 It is the largest mammal can be found in nature around Palestine, dark grey hair covering all of its body. The head is big and massive and at the tip of the nose there's a "disc" that is used, together with a pair of sharp tusks (in the male), to dig in the ground for food like earthworms, bulbs and roots. The young boars are striped and with a light brown and yellow colors. The wild boar is omnivorous and eats fruit, grass and leaves, bulbs and roots together with carrion, different invertebrates such as insects, mollusks and earthworms, and can even eat small mammals and reptiles. It is very common to see the activity of a wild boar by the earth turned upside down and hair left on trees and rocks.

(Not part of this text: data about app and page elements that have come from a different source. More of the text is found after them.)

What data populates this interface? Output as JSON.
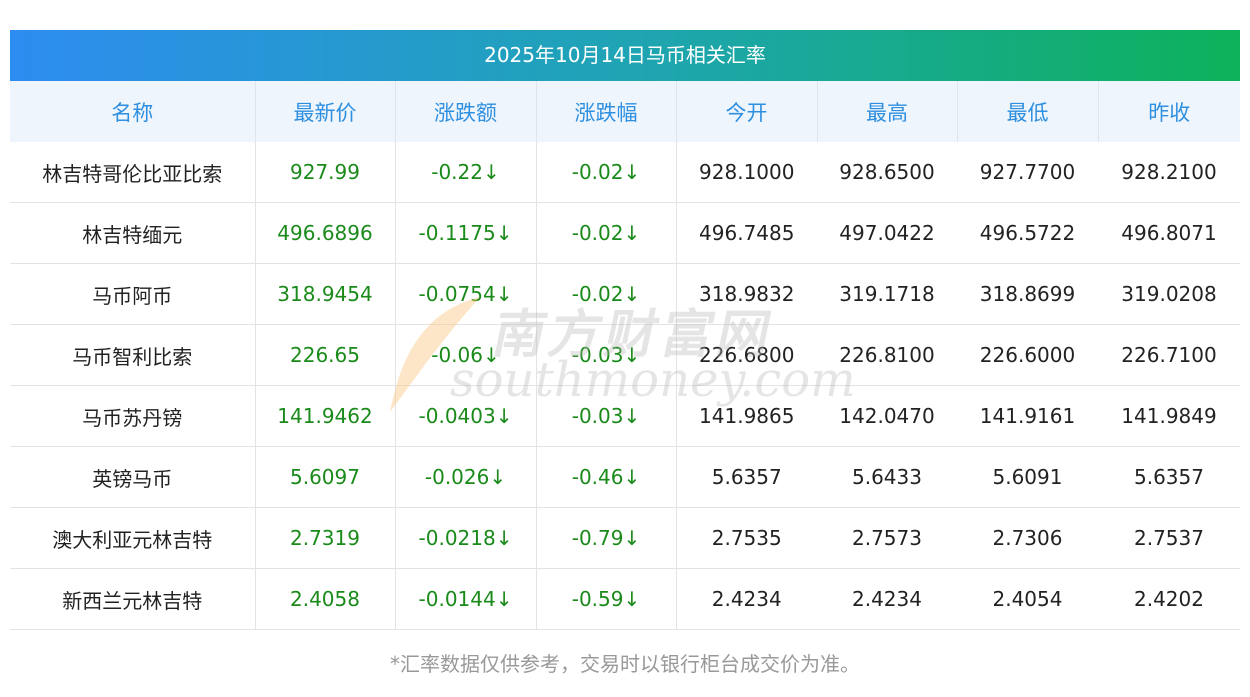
{
  "title": "2025年10月14日马币相关汇率",
  "columns": [
    "名称",
    "最新价",
    "涨跌额",
    "涨跌幅",
    "今开",
    "最高",
    "最低",
    "昨收"
  ],
  "rows": [
    {
      "name": "林吉特哥伦比亚比索",
      "latest": "927.99",
      "change": "-0.22↓",
      "pct": "-0.02↓",
      "open": "928.1000",
      "high": "928.6500",
      "low": "927.7700",
      "prev": "928.2100"
    },
    {
      "name": "林吉特缅元",
      "latest": "496.6896",
      "change": "-0.1175↓",
      "pct": "-0.02↓",
      "open": "496.7485",
      "high": "497.0422",
      "low": "496.5722",
      "prev": "496.8071"
    },
    {
      "name": "马币阿币",
      "latest": "318.9454",
      "change": "-0.0754↓",
      "pct": "-0.02↓",
      "open": "318.9832",
      "high": "319.1718",
      "low": "318.8699",
      "prev": "319.0208"
    },
    {
      "name": "马币智利比索",
      "latest": "226.65",
      "change": "-0.06↓",
      "pct": "-0.03↓",
      "open": "226.6800",
      "high": "226.8100",
      "low": "226.6000",
      "prev": "226.7100"
    },
    {
      "name": "马币苏丹镑",
      "latest": "141.9462",
      "change": "-0.0403↓",
      "pct": "-0.03↓",
      "open": "141.9865",
      "high": "142.0470",
      "low": "141.9161",
      "prev": "141.9849"
    },
    {
      "name": "英镑马币",
      "latest": "5.6097",
      "change": "-0.026↓",
      "pct": "-0.46↓",
      "open": "5.6357",
      "high": "5.6433",
      "low": "5.6091",
      "prev": "5.6357"
    },
    {
      "name": "澳大利亚元林吉特",
      "latest": "2.7319",
      "change": "-0.0218↓",
      "pct": "-0.79↓",
      "open": "2.7535",
      "high": "2.7573",
      "low": "2.7306",
      "prev": "2.7537"
    },
    {
      "name": "新西兰元林吉特",
      "latest": "2.4058",
      "change": "-0.0144↓",
      "pct": "-0.59↓",
      "open": "2.4234",
      "high": "2.4234",
      "low": "2.4054",
      "prev": "2.4202"
    }
  ],
  "footer": "*汇率数据仅供参考，交易时以银行柜台成交价为准。",
  "watermark": {
    "cn": "南方财富网",
    "en": "southmoney.com"
  },
  "colors": {
    "header_text": "#2f8fe0",
    "header_bg": "#eef5fd",
    "down": "#1a8a1a",
    "title_gradient_start": "#2d8cf0",
    "title_gradient_end": "#0db25a"
  }
}
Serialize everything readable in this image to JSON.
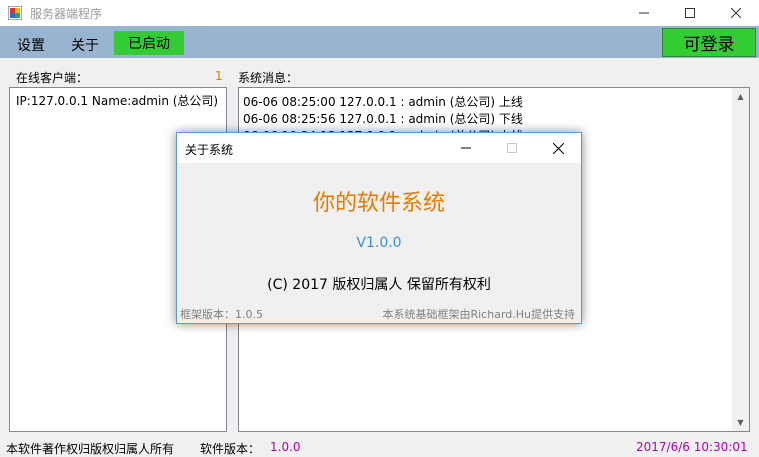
{
  "window": {
    "title": "服务器端程序"
  },
  "menu": {
    "settings": "设置",
    "about": "关于",
    "status": "已启动",
    "login_button": "可登录"
  },
  "clients": {
    "label": "在线客户端：",
    "count": "1",
    "items": [
      "IP:127.0.0.1 Name:admin (总公司)"
    ]
  },
  "messages": {
    "label": "系统消息：",
    "items": [
      "06-06 08:25:00 127.0.0.1 : admin (总公司) 上线",
      "06-06 08:25:56 127.0.0.1 : admin (总公司) 下线",
      "06-06 10:24:13 127.0.0.1 : admin (总公司) 上线"
    ]
  },
  "statusbar": {
    "copyright": "本软件著作权归版权归属人所有",
    "version_label": "软件版本：",
    "version_value": "1.0.0",
    "datetime": "2017/6/6 10:30:01"
  },
  "about_dialog": {
    "title": "关于系统",
    "product_name": "你的软件系统",
    "version": "V1.0.0",
    "copyright": "(C) 2017 版权归属人 保留所有权利",
    "framework_version": "框架版本：1.0.5",
    "support": "本系统基础框架由Richard.Hu提供支持"
  },
  "colors": {
    "menubar": "#99b4d1",
    "status_green": "#33cc33",
    "accent_orange": "#e87a00",
    "version_blue": "#3a8fd4",
    "status_magenta": "#b000b0"
  }
}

It is also common to see dry grass (green or yellow-brown) been chewed and spit by the wild boar (as an omnivore it cannot digest cellulose). The young boars are taken care of by two females, like a kindergarten of the herd, and coming across a herd like that can cause serious injury to the visitor, if the herd is being taken by surprise. The wild boar can be found in forested areas, in thick bushes and near water sources and also inside orchards and close to urban places. In cities and villages that are bordering natural areas it is common to find wild boars roaming the streets at night, scavenging for garbage. The geographical range of the species goes from western Europe all the way to Japan, including China, India and the middle-east. There's a large population also in north west Africa, along the coast of the Mediterranean and also parts of Malaysia and Indonesia. 

Conservation status- least concern.

Sites:  Umm at-Tut nature reserve.